It looks like you're using Internet Explorer 11 or older. This website works best with modern browsers such as the latest versions of Chrome, Firefox, Safari, and Edge. If you continue with this browser, you may see unexpected results.
When researching online, it's easy to become overwhelmed by the sheer volume of information available and simply use the first few pages that superficially seem official and relevant. However, with these simple tips, you can SIFT through the sources you find to determine which ones really are best, regardless of what PageRank, social media likes, or anyone else says.
SIFT is a helpful acronym for initially evaluating source credibility. SIFT stands for:
Ask yourself if you recognize the information sourceand if you know anything about the website or the claim's reputation.
If not, use the moves below to learn more.
INVESTIGATE the source.
Take a minute to identify where this information comes from and to consider the creator's expertise and agenda. This identification and evaluation process is called Lateral Reading and is a key component of being a savvy information consumer.
Is this source worth your time? Don't simply take what the site says about itself at face value. Try Googling the author, organization, or website to see what others are saying about it. (For example, a company that sells health food products is not the best source for information about health benefits/risks of consuming coconut oil. A research study funded by a pharmaceutical company is also suspect.)
FIND trusted coverage.
Sometimes it's less important to know about the source and more importance to assess their claim. Look for credible sources; compare information across sources and determine whether there appears to be a consensus.
TRACE claims, quotes, and media back to the original context.

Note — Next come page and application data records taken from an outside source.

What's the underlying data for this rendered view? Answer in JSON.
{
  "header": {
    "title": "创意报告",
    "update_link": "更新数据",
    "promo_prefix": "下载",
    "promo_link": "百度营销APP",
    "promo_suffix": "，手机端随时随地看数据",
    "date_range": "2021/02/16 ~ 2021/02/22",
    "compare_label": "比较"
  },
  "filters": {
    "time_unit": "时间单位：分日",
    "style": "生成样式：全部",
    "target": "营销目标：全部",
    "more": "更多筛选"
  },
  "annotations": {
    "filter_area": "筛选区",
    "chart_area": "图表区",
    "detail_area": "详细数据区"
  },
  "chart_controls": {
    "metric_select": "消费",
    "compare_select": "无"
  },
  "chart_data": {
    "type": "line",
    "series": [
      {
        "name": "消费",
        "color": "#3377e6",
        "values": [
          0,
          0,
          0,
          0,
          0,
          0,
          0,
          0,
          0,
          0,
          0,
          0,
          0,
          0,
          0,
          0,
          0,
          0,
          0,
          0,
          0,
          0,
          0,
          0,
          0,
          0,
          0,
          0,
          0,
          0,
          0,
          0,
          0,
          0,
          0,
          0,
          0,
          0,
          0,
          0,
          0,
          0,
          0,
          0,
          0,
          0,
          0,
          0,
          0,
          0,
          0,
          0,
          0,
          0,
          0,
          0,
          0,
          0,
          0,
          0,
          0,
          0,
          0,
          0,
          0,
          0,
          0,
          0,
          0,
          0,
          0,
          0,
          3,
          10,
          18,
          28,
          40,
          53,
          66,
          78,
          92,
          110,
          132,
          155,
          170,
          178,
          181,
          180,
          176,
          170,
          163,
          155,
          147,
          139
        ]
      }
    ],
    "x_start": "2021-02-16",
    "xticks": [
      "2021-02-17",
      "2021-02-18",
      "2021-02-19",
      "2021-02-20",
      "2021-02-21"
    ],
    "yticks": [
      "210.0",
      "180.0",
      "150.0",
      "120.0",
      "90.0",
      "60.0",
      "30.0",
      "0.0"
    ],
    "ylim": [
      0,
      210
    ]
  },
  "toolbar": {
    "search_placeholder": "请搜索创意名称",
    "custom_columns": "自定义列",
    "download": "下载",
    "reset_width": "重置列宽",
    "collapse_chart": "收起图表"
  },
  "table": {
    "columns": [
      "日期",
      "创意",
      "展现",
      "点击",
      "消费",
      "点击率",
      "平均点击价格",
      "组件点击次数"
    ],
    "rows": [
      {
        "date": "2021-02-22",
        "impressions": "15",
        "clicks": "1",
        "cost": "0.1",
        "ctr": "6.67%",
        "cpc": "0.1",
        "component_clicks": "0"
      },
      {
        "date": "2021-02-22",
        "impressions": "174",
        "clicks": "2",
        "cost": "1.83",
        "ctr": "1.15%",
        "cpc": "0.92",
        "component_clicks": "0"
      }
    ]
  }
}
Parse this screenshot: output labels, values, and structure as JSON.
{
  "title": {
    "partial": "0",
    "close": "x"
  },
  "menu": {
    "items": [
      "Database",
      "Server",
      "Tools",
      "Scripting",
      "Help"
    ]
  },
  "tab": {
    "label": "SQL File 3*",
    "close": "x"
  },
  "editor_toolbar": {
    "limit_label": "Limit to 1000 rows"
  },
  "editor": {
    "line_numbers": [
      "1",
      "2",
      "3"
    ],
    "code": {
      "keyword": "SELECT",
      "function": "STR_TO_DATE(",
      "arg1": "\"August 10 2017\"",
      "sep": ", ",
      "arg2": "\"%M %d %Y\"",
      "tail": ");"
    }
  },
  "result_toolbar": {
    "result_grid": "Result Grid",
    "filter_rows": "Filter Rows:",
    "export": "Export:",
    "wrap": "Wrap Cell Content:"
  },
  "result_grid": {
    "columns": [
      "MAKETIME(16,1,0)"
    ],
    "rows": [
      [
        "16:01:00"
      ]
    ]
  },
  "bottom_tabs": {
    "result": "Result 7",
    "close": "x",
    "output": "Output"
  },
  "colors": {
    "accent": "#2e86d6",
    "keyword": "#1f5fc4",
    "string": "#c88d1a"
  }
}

Sometimes online information has been removed from its original context (for example, a news story is reported on in another online publication or an image is shared on Twitter). If needed trace the information back to the original source in order to recontextualize it.